Exercise goal ::
For the records that follow, restate each one word for word and leave the images behind.

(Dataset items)
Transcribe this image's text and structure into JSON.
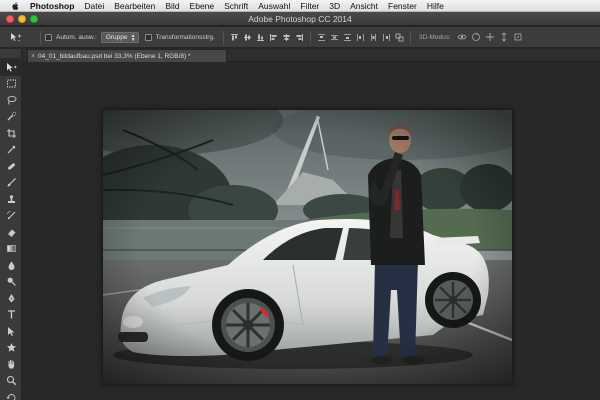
{
  "menubar": {
    "app": "Photoshop",
    "items": [
      "Datei",
      "Bearbeiten",
      "Bild",
      "Ebene",
      "Schrift",
      "Auswahl",
      "Filter",
      "3D",
      "Ansicht",
      "Fenster",
      "Hilfe"
    ]
  },
  "window": {
    "title": "Adobe Photoshop CC 2014"
  },
  "options": {
    "auto_select_label": "Autom. ausw.:",
    "auto_select_value": "Gruppe",
    "transform_label": "Transformationsstrg.",
    "mode_3d_label": "3D-Modus:"
  },
  "document": {
    "tab_label": "04_01_bildaufbau.psd bei 33,3% (Ebene 1, RGB/8) *"
  },
  "tools": [
    "move-tool",
    "marquee-tool",
    "lasso-tool",
    "quick-select-tool",
    "crop-tool",
    "eyedropper-tool",
    "spot-healing-tool",
    "brush-tool",
    "clone-stamp-tool",
    "history-brush-tool",
    "eraser-tool",
    "gradient-tool",
    "blur-tool",
    "dodge-tool",
    "pen-tool",
    "type-tool",
    "path-select-tool",
    "shape-tool",
    "hand-tool",
    "zoom-tool"
  ],
  "colors": {
    "menubar_bg": "#e8e8e8",
    "chrome_dark": "#3c3c3c",
    "canvas_bg": "#282828"
  }
}
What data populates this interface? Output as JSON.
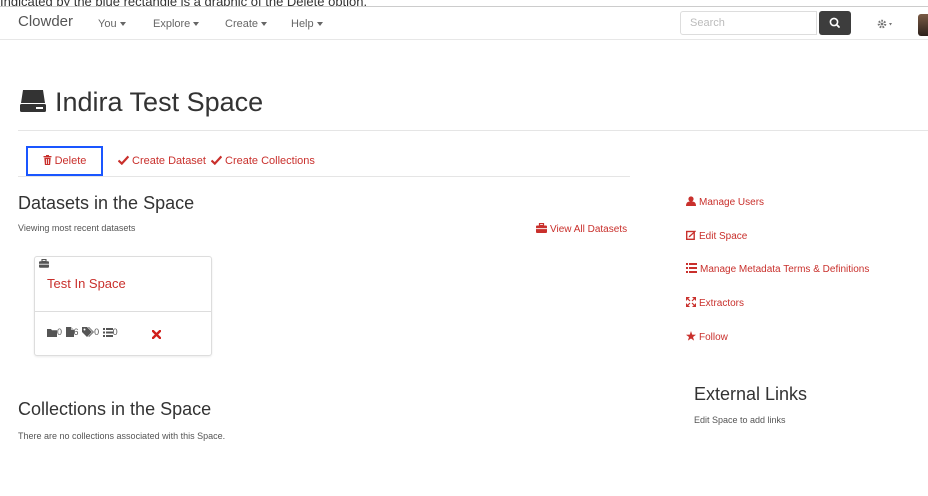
{
  "caption": "Indicated by the blue rectangle is a graphic of the Delete option.",
  "navbar": {
    "brand": "Clowder",
    "menu": [
      {
        "label": "You"
      },
      {
        "label": "Explore"
      },
      {
        "label": "Create"
      },
      {
        "label": "Help"
      }
    ],
    "search_placeholder": "Search"
  },
  "page": {
    "title": "Indira Test Space"
  },
  "actions": {
    "delete": "Delete",
    "create_dataset": "Create Dataset",
    "create_collections": "Create Collections"
  },
  "datasets": {
    "title": "Datasets in the Space",
    "subtitle": "Viewing most recent datasets",
    "view_all": "View All Datasets",
    "items": [
      {
        "name": "Test In Space",
        "folders": "0",
        "files": "6",
        "tags": "0",
        "comments": "0"
      }
    ]
  },
  "collections": {
    "title": "Collections in the Space",
    "empty_message": "There are no collections associated with this Space."
  },
  "sidebar": {
    "links": [
      {
        "label": "Manage Users",
        "icon": "user-icon"
      },
      {
        "label": "Edit Space",
        "icon": "edit-icon"
      },
      {
        "label": "Manage Metadata Terms & Definitions",
        "icon": "list-icon"
      },
      {
        "label": "Extractors",
        "icon": "fullscreen-icon"
      },
      {
        "label": "Follow",
        "icon": "star-icon"
      }
    ],
    "external_links_title": "External Links",
    "external_links_text": "Edit Space to add links"
  },
  "colors": {
    "link_red": "#c9302c",
    "highlight_blue": "#1a56ff",
    "search_button": "#3d3d3d"
  }
}
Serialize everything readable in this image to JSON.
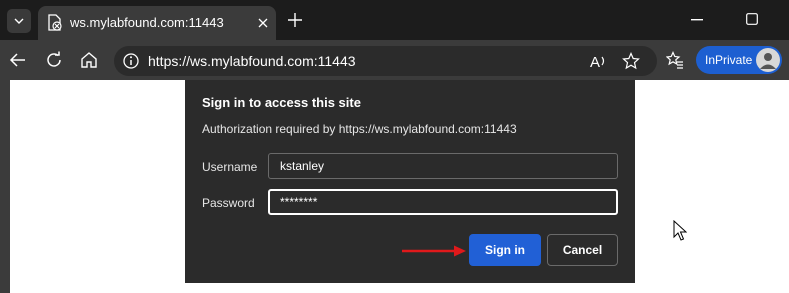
{
  "browser": {
    "tab": {
      "title": "ws.mylabfound.com:11443",
      "favicon": "page-error-icon"
    },
    "url": "https://ws.mylabfound.com:11443",
    "inprivate_label": "InPrivate",
    "icons": [
      "tab-list-icon",
      "close-icon",
      "plus-icon",
      "minimize-icon",
      "maximize-icon",
      "back-icon",
      "refresh-icon",
      "home-icon",
      "info-icon",
      "read-aloud-icon",
      "star-icon",
      "favorites-icon",
      "avatar-icon"
    ]
  },
  "dialog": {
    "title": "Sign in to access this site",
    "subtitle": "Authorization required by https://ws.mylabfound.com:11443",
    "username_label": "Username",
    "username_value": "kstanley",
    "password_label": "Password",
    "password_value": "********",
    "sign_in_label": "Sign in",
    "cancel_label": "Cancel"
  },
  "colors": {
    "accent": "#2160d6",
    "annotation_arrow": "#e0191b",
    "dialog_bg": "#2b2b2b"
  }
}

Exercise result ::
Transcribe this image's text and structure into JSON.
{
  "menubar": {
    "app": "Photoshop",
    "items": [
      "Datei",
      "Bearbeiten",
      "Bild",
      "Ebene",
      "Schrift",
      "Auswahl",
      "Filter",
      "3D",
      "Ansicht",
      "Fenster",
      "Hilfe"
    ]
  },
  "window": {
    "title": "Adobe Photoshop CC 2014"
  },
  "options": {
    "auto_select_label": "Autom. ausw.:",
    "auto_select_value": "Gruppe",
    "transform_label": "Transformationsstrg.",
    "mode_3d_label": "3D-Modus:"
  },
  "document": {
    "tab_label": "04_01_bildaufbau.psd bei 33,3% (Ebene 1, RGB/8) *"
  },
  "tools": [
    "move-tool",
    "marquee-tool",
    "lasso-tool",
    "quick-select-tool",
    "crop-tool",
    "eyedropper-tool",
    "spot-healing-tool",
    "brush-tool",
    "clone-stamp-tool",
    "history-brush-tool",
    "eraser-tool",
    "gradient-tool",
    "blur-tool",
    "dodge-tool",
    "pen-tool",
    "type-tool",
    "path-select-tool",
    "shape-tool",
    "hand-tool",
    "zoom-tool"
  ],
  "colors": {
    "menubar_bg": "#e8e8e8",
    "chrome_dark": "#3c3c3c",
    "canvas_bg": "#282828"
  }
}
What data populates this interface? Output as JSON.
{
  "caption": "Indicated by the blue rectangle is a graphic of the Delete option.",
  "navbar": {
    "brand": "Clowder",
    "menu": [
      {
        "label": "You"
      },
      {
        "label": "Explore"
      },
      {
        "label": "Create"
      },
      {
        "label": "Help"
      }
    ],
    "search_placeholder": "Search"
  },
  "page": {
    "title": "Indira Test Space"
  },
  "actions": {
    "delete": "Delete",
    "create_dataset": "Create Dataset",
    "create_collections": "Create Collections"
  },
  "datasets": {
    "title": "Datasets in the Space",
    "subtitle": "Viewing most recent datasets",
    "view_all": "View All Datasets",
    "items": [
      {
        "name": "Test In Space",
        "folders": "0",
        "files": "6",
        "tags": "0",
        "comments": "0"
      }
    ]
  },
  "collections": {
    "title": "Collections in the Space",
    "empty_message": "There are no collections associated with this Space."
  },
  "sidebar": {
    "links": [
      {
        "label": "Manage Users",
        "icon": "user-icon"
      },
      {
        "label": "Edit Space",
        "icon": "edit-icon"
      },
      {
        "label": "Manage Metadata Terms & Definitions",
        "icon": "list-icon"
      },
      {
        "label": "Extractors",
        "icon": "fullscreen-icon"
      },
      {
        "label": "Follow",
        "icon": "star-icon"
      }
    ],
    "external_links_title": "External Links",
    "external_links_text": "Edit Space to add links"
  },
  "colors": {
    "link_red": "#c9302c",
    "highlight_blue": "#1a56ff",
    "search_button": "#3d3d3d"
  }
}
Serialize everything readable in this image to JSON.
{
  "browser": {
    "tab": {
      "title": "ws.mylabfound.com:11443",
      "favicon": "page-error-icon"
    },
    "url": "https://ws.mylabfound.com:11443",
    "inprivate_label": "InPrivate",
    "icons": [
      "tab-list-icon",
      "close-icon",
      "plus-icon",
      "minimize-icon",
      "maximize-icon",
      "back-icon",
      "refresh-icon",
      "home-icon",
      "info-icon",
      "read-aloud-icon",
      "star-icon",
      "favorites-icon",
      "avatar-icon"
    ]
  },
  "dialog": {
    "title": "Sign in to access this site",
    "subtitle": "Authorization required by https://ws.mylabfound.com:11443",
    "username_label": "Username",
    "username_value": "kstanley",
    "password_label": "Password",
    "password_value": "********",
    "sign_in_label": "Sign in",
    "cancel_label": "Cancel"
  },
  "colors": {
    "accent": "#2160d6",
    "annotation_arrow": "#e0191b",
    "dialog_bg": "#2b2b2b"
  }
}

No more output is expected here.